About this book
- Defines the role of technology in nursing
- The only book to address nursing informatics education while focusing on enabling technologies and emerging trends
- Core chapters and appendices, from the second and third editions, have been updated
Despite paying more for healthcare than any other country in the world, the
US ranks below more than 40 other countries in life expectancy – down
significantly from two decades earlier. As the Institute of Medicine concluded,
“The current care systems cannot do the job. Trying harder will not work.
Changing systems will.” Creating a new system that is “safe, effective,
patient-centered, timely, efficient, and equitable” demands transformative
change and the health information technology (IT) to support it. For the more
than 2.6 million nurses who make up more than half of the national healthcare
workforce, IT will be more than an enabler. This fourth edition of Nursing Informatics
serves as a definitive guide to the transformation now underway, drawing insight
and energy from the initiative known as Technology Informatics Guiding Education
Reform (TIGER). Launched by a small group of nurse advocates, TIGER is a guiding
force for integration of technology and informatics into education and practice
nationally and provides leadership across health professions and delivery settings.
Subsequently, it has developed nine collaborative sections that address critical
areas for change: education and faculty development, staff development, informatics
competencies, standards and interoperability, usability and clinical application
design, leadership development, national health information technology agenda,
virtual demonstration center, and consumer and personal health record. This
new edition reflects the core tenets set forth in the recommendations made by
the TIGER initiative, focusing on a range of issues: • Transformation,
culture change, and diffusion • Competencies, education, staff development,
and leadership • Infrastructure, adoption, and implementation •
Comparative effectiveness research and personalized medicine • Global
initiatives The editors for this new edition include key nurse advocates and
informaticians active in the TIGER initiative: Marion J. Ball, Judith V. Douglas,
Patricia Hinton Walker, Donna DuLong, Brian Gugerty, Kathryn J. Hannah, Joan
Kiel, Susan Newbold, Joyce Sensmeier, Diane Skiba, and Michelle Troseth.
Content Level » Professional/practitioner
Keywords » Nursing Infomatics
Related subjects » Medicine - Public Health
Table of contents

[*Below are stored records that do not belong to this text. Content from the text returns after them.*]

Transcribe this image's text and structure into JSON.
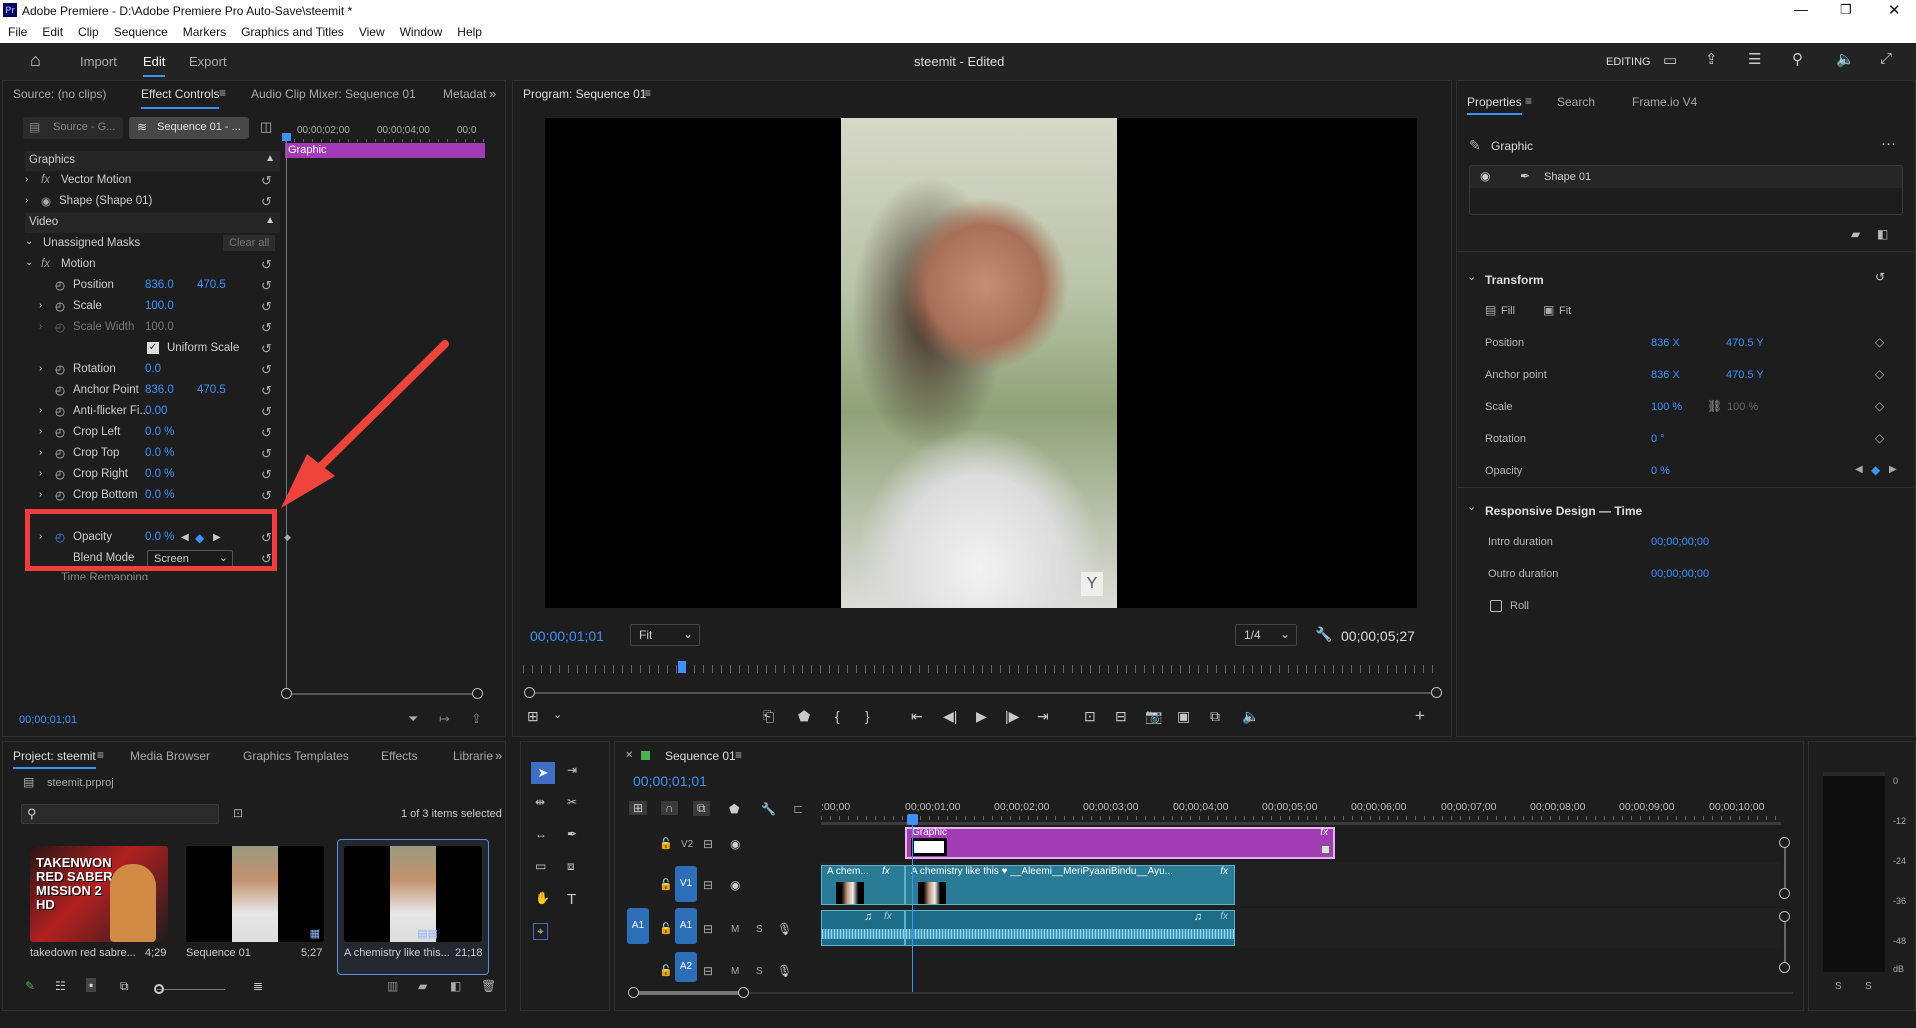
{
  "title_bar": {
    "title": "Adobe Premiere - D:\\Adobe Premiere Pro Auto-Save\\steemit *",
    "app_icon_text": "Pr"
  },
  "menu": [
    "File",
    "Edit",
    "Clip",
    "Sequence",
    "Markers",
    "Graphics and Titles",
    "View",
    "Window",
    "Help"
  ],
  "header": {
    "import": "Import",
    "edit": "Edit",
    "export": "Export",
    "doc_title": "steemit - Edited",
    "workspace": "EDITING"
  },
  "effect_controls": {
    "tabs": [
      "Source: (no clips)",
      "Effect Controls",
      "Audio Clip Mixer: Sequence 01",
      "Metadat"
    ],
    "source_dropdown": "Source - G...",
    "sequence_dropdown": "Sequence 01 - ...",
    "ruler": [
      "00;00;02;00",
      "00;00;04;00",
      "00;0"
    ],
    "graphic_bar": "Graphic",
    "section_graphics": "Graphics",
    "vector_motion": "Vector Motion",
    "shape": "Shape (Shape 01)",
    "section_video": "Video",
    "unassigned_masks": "Unassigned Masks",
    "clear_all": "Clear all",
    "motion": "Motion",
    "position": {
      "label": "Position",
      "x": "836.0",
      "y": "470.5"
    },
    "scale": {
      "label": "Scale",
      "value": "100.0"
    },
    "scale_width": {
      "label": "Scale Width",
      "value": "100.0"
    },
    "uniform_scale": "Uniform Scale",
    "rotation": {
      "label": "Rotation",
      "value": "0.0"
    },
    "anchor_point": {
      "label": "Anchor Point",
      "x": "836.0",
      "y": "470.5"
    },
    "anti_flicker": {
      "label": "Anti-flicker Fi...",
      "value": "0.00"
    },
    "crop_left": {
      "label": "Crop Left",
      "value": "0.0 %"
    },
    "crop_top": {
      "label": "Crop Top",
      "value": "0.0 %"
    },
    "crop_right": {
      "label": "Crop Right",
      "value": "0.0 %"
    },
    "crop_bottom": {
      "label": "Crop Bottom",
      "value": "0.0 %"
    },
    "opacity": {
      "label": "Opacity",
      "value": "0.0 %"
    },
    "blend_mode": {
      "label": "Blend Mode",
      "value": "Screen"
    },
    "time_remapping": "Time Remapping",
    "timecode": "00;00;01;01"
  },
  "program": {
    "tab": "Program: Sequence 01",
    "timecode": "00;00;01;01",
    "fit": "Fit",
    "quality": "1/4",
    "duration": "00;00;05;27"
  },
  "properties": {
    "tabs": [
      "Properties",
      "Search",
      "Frame.io V4"
    ],
    "graphic": "Graphic",
    "shape": "Shape 01",
    "transform": "Transform",
    "fill": "Fill",
    "fit": "Fit",
    "position": {
      "label": "Position",
      "x": "836 X",
      "y": "470.5 Y"
    },
    "anchor": {
      "label": "Anchor point",
      "x": "836 X",
      "y": "470.5 Y"
    },
    "scale": {
      "label": "Scale",
      "value": "100 %",
      "value2": "100 %"
    },
    "rotation": {
      "label": "Rotation",
      "value": "0 °"
    },
    "opacity": {
      "label": "Opacity",
      "value": "0 %"
    },
    "responsive": "Responsive Design — Time",
    "intro": {
      "label": "Intro duration",
      "value": "00;00;00;00"
    },
    "outro": {
      "label": "Outro duration",
      "value": "00;00;00;00"
    },
    "roll": "Roll"
  },
  "project": {
    "tabs": [
      "Project: steemit",
      "Media Browser",
      "Graphics Templates",
      "Effects",
      "Librarie"
    ],
    "file": "steemit.prproj",
    "count": "1 of 3 items selected",
    "items": [
      {
        "name": "takedown red sabre...",
        "duration": "4;29",
        "thumb_text": "TAKENWON\nRED SABER\nMISSION 2\nHD"
      },
      {
        "name": "Sequence 01",
        "duration": "5;27"
      },
      {
        "name": "A chemistry like this...",
        "duration": "21;18"
      }
    ]
  },
  "timeline": {
    "tab": "Sequence 01",
    "timecode": "00;00;01;01",
    "ruler": [
      ":00;00",
      "00;00;01;00",
      "00;00;02;00",
      "00;00;03;00",
      "00;00;04;00",
      "00;00;05;00",
      "00;00;06;00",
      "00;00;07;00",
      "00;00;08;00",
      "00;00;09;00",
      "00;00;10;00"
    ],
    "tracks": {
      "v2": "V2",
      "v1": "V1",
      "a1": "A1",
      "a2": "A2",
      "m": "M",
      "s": "S"
    },
    "graphic_clip": "Graphic",
    "clip_short": "A chem...",
    "clip_long": "A chemistry like this ♥ __Aleemi__MeriPyaariBindu__Ayu...",
    "fx": "fx"
  },
  "meter": {
    "labels": [
      "0",
      "-12",
      "-24",
      "-36",
      "-48",
      "dB"
    ],
    "bottom": [
      "S",
      "S"
    ]
  }
}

Section 1 Challenges and Context.- Chapter 1 Nursing and Informatics.- Chapter 2 EHR Adoption Driving Healthcare Reform in the U.S.- Chapter 3 Quality and Patient Safety Demands IT.- Chapter 4 Collaborating for Change.- Chapter 5 Informatics and Interdisciplinary Care.- Chapter 6 An International Perspective.- Section 2 Competencies and Workforce Development.- Chapter 7 Informatics Competencies. Chapter 8 Academic Preparation in Nursing Informatics.- Chapter 9 Interdisciplinary Education. Chapter 10 Staff Development and Continuing Education.- Chapter 11 Leadership Development. Chapter 12 Educational Resources.- Section 3 Capabilities and Nursing Practice.- Chapter 13 Adoption and Change Management.- Chapter 14. Usability. Chapter 15 Standards and Interoperability.- Chapter 16 Electronic Health Records.- Chapter 17 Evidence Based Practice.- Chapter 18 Technology Enabled Practice.- Chapter 19 Health-Oriented Communications. Section 4 Transformation.- Chapter 20 Empowered Consumers.- Chapter 21 A Revitalized Profession. Tami Merryman.- Chapter 22 Future Fears: Biothreats.- Chapter 23 Future Promise: Genomics.- Chapter 24 A New Health System.- Appendices.- Appendix 1 TIGER Collaboratives.- Appendix 2 Healthcare Websites.- Index
Authors & Editors

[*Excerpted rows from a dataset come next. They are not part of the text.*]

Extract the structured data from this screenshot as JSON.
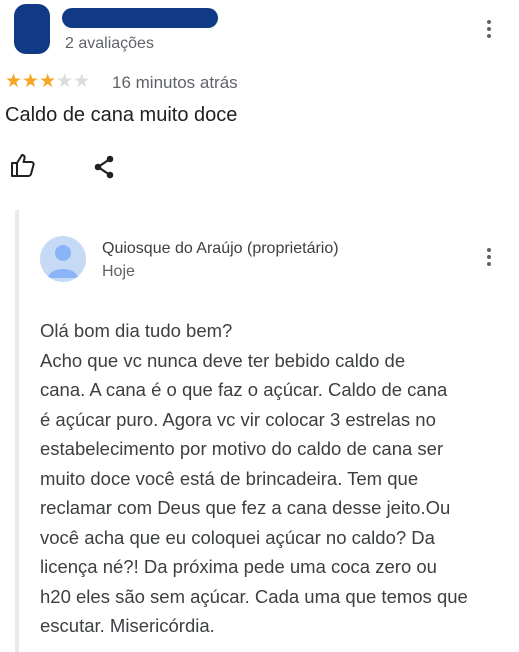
{
  "review": {
    "rating_count_label": "2 avaliações",
    "rating": 3,
    "rating_max": 5,
    "time_label": "16 minutos atrás",
    "text": "Caldo de cana muito doce"
  },
  "reply": {
    "owner_name": "Quiosque do Araújo (proprietário)",
    "date_label": "Hoje",
    "lines": [
      "Olá bom dia tudo bem?",
      "Acho que vc nunca deve ter bebido caldo de",
      "cana. A cana é o que faz o açúcar. Caldo de cana",
      "é açúcar puro. Agora vc vir colocar 3 estrelas no",
      "estabelecimento por motivo do caldo de cana ser",
      "muito doce você está de brincadeira. Tem que",
      "reclamar com Deus que fez a cana desse jeito.Ou",
      "você acha que eu coloquei açúcar no caldo? Da",
      "licença né?! Da próxima pede uma coca zero ou",
      "h20 eles são sem açúcar. Cada uma que temos que",
      "escutar. Misericórdia."
    ]
  },
  "icons": {
    "like": "thumbs-up-icon",
    "share": "share-icon",
    "menu": "more-vert-icon",
    "owner_avatar": "person-icon"
  },
  "colors": {
    "redaction": "#103a85",
    "star_filled": "#f5a623",
    "star_empty": "#dadce0",
    "secondary_text": "#5f6368"
  }
}
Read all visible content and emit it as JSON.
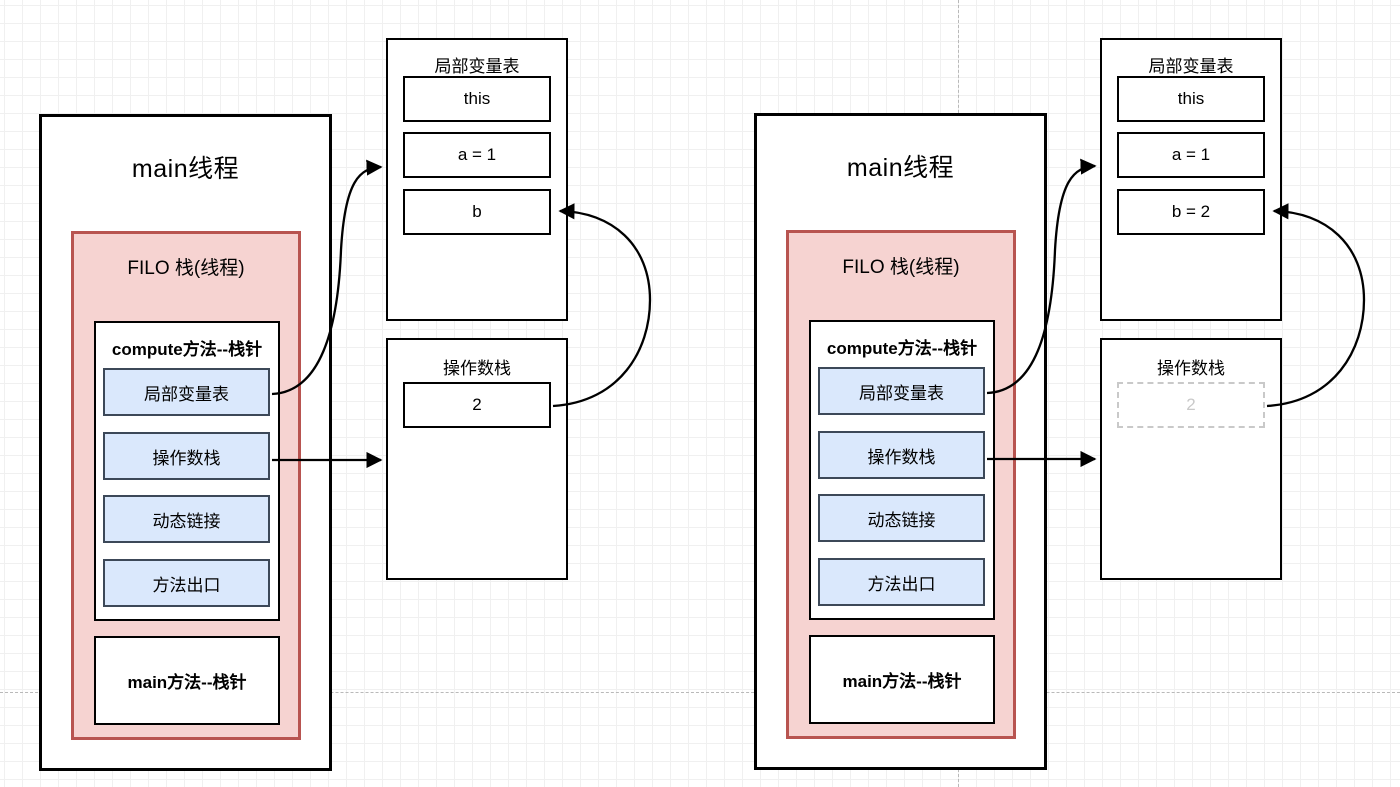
{
  "diagram": {
    "title_left": "main线程",
    "title_right": "main线程",
    "panels": [
      {
        "id": "left",
        "thread_title": "main线程",
        "filo_title": "FILO  栈(线程)",
        "frames": [
          {
            "title": "compute方法--栈针",
            "slots": [
              "局部变量表",
              "操作数栈",
              "动态链接",
              "方法出口"
            ]
          },
          {
            "title": "main方法--栈针",
            "slots": []
          }
        ],
        "local_var_table": {
          "title": "局部变量表",
          "entries": [
            {
              "label": "this",
              "state": "solid"
            },
            {
              "label": "a = 1",
              "state": "solid"
            },
            {
              "label": "b",
              "state": "solid"
            }
          ]
        },
        "operand_stack": {
          "title": "操作数栈",
          "entries": [
            {
              "label": "2",
              "state": "solid"
            }
          ]
        }
      },
      {
        "id": "right",
        "thread_title": "main线程",
        "filo_title": "FILO  栈(线程)",
        "frames": [
          {
            "title": "compute方法--栈针",
            "slots": [
              "局部变量表",
              "操作数栈",
              "动态链接",
              "方法出口"
            ]
          },
          {
            "title": "main方法--栈针",
            "slots": []
          }
        ],
        "local_var_table": {
          "title": "局部变量表",
          "entries": [
            {
              "label": "this",
              "state": "solid"
            },
            {
              "label": "a = 1",
              "state": "solid"
            },
            {
              "label": "b = 2",
              "state": "solid"
            }
          ]
        },
        "operand_stack": {
          "title": "操作数栈",
          "entries": [
            {
              "label": "2",
              "state": "ghost"
            }
          ]
        }
      }
    ],
    "colors": {
      "filo_fill": "#f6d3d1",
      "filo_border": "#b85450",
      "slot_fill": "#dae8fc",
      "slot_border": "#3c4858",
      "outline": "#000000",
      "ghost": "#c9c9c9",
      "grid_minor": "#f0f0f0",
      "grid_major": "#e2e2e2"
    }
  }
}
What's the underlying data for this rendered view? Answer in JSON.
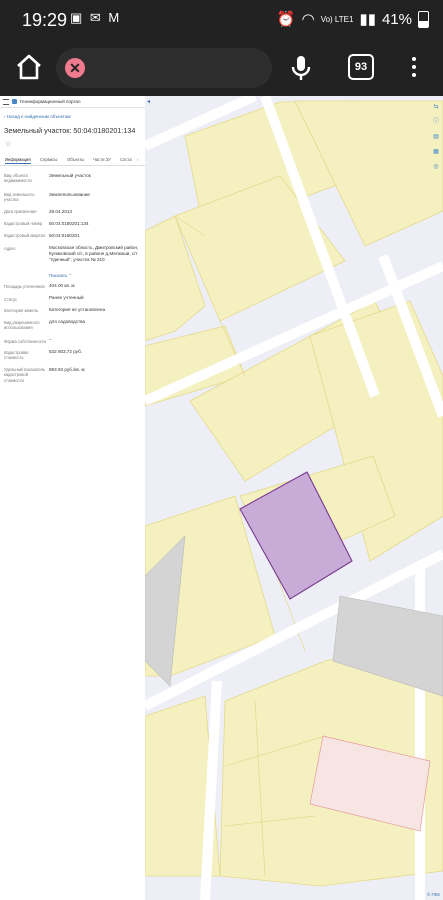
{
  "status": {
    "time": "19:29",
    "network": "Vo) LTE1",
    "battery": "41%"
  },
  "browser": {
    "tab_count": "93"
  },
  "panel": {
    "service": "Геоинформационный портал",
    "back_link": "Назад к найденным объектам",
    "title": "Земельный участок: 50:04:0180201:134",
    "tabs": [
      "Информация",
      "Сервисы",
      "Объекты",
      "Части ЗУ",
      "Соста"
    ],
    "rows": [
      {
        "label": "Вид объекта недвижимости",
        "value": "Земельный участок"
      },
      {
        "label": "Вид земельного участка",
        "value": "Землепользование"
      },
      {
        "label": "Дата присвоения",
        "value": "28.04.2013"
      },
      {
        "label": "Кадастровый номер",
        "value": "50:04:0180201:134"
      },
      {
        "label": "Кадастровый квартал",
        "value": "50:04:0180201"
      },
      {
        "label": "Адрес",
        "value": "Московская область, Дмитровский район, Куликовский с/с, в районе д.Мелкиши, с/т \"Удачный\", участок № 210"
      },
      {
        "label": "Площадь уточненная",
        "value": "404.00 кв. м"
      },
      {
        "label": "Статус",
        "value": "Ранее учтенный"
      },
      {
        "label": "Категория земель",
        "value": "Категория не установлена"
      },
      {
        "label": "Вид разрешенного использования",
        "value": "для садоводства"
      },
      {
        "label": "Форма собственности",
        "value": "–"
      },
      {
        "label": "Кадастровая стоимость",
        "value": "532 803,72 руб."
      },
      {
        "label": "Удельный показатель кадастровой стоимости",
        "value": "883.93 руб./кв. м"
      }
    ],
    "more_link": "Показать"
  },
  "map": {
    "copyright": "© ПКК",
    "colors": {
      "parcel": "#f5f0c0",
      "selected": "#c8abd6",
      "building": "#d4d4d4",
      "neighbour": "#f7e5e4"
    }
  }
}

Kathryn J. Hannah, PhD, RN, is President of Hannah Educational & Consulting Services, Inc. and Professor, Department of Community Health Sciences, Faculty of Medicine, at the University of Calgary, both in Calgary, Alberta, Canada. Dr. Hannah is the Senior Editor of Springer’s Health Informatics Series.

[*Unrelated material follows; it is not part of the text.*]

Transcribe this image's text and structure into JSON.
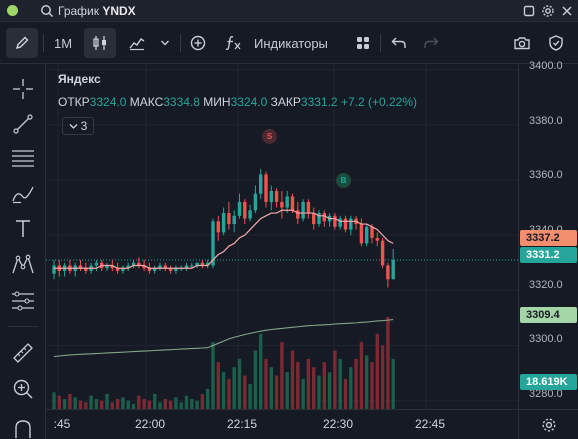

Marion J. Ball, Ed.D, is Vice President of Clinical Informatics Strategies at Healthlink, Inc. and Professor at Johns Hopkins University School of Nursing, both in Baltimore, Maryland, USA. Dr. Ball is the Co-Editor of Springer’s Health Informatics Series.
Bonnie Wesorick, RN, MSN, is the Founder and CEO of the Clinical Practice Model Resource Center (CPMRC) in Grand Rapids, MI. Bonnie is the Chairperson of the CPMRC Associate Consortium. Her innovative work around CPMRC's mission to co-create and sustain the best places to practice and the best places to receive care has brought healthcare providers from around the world together.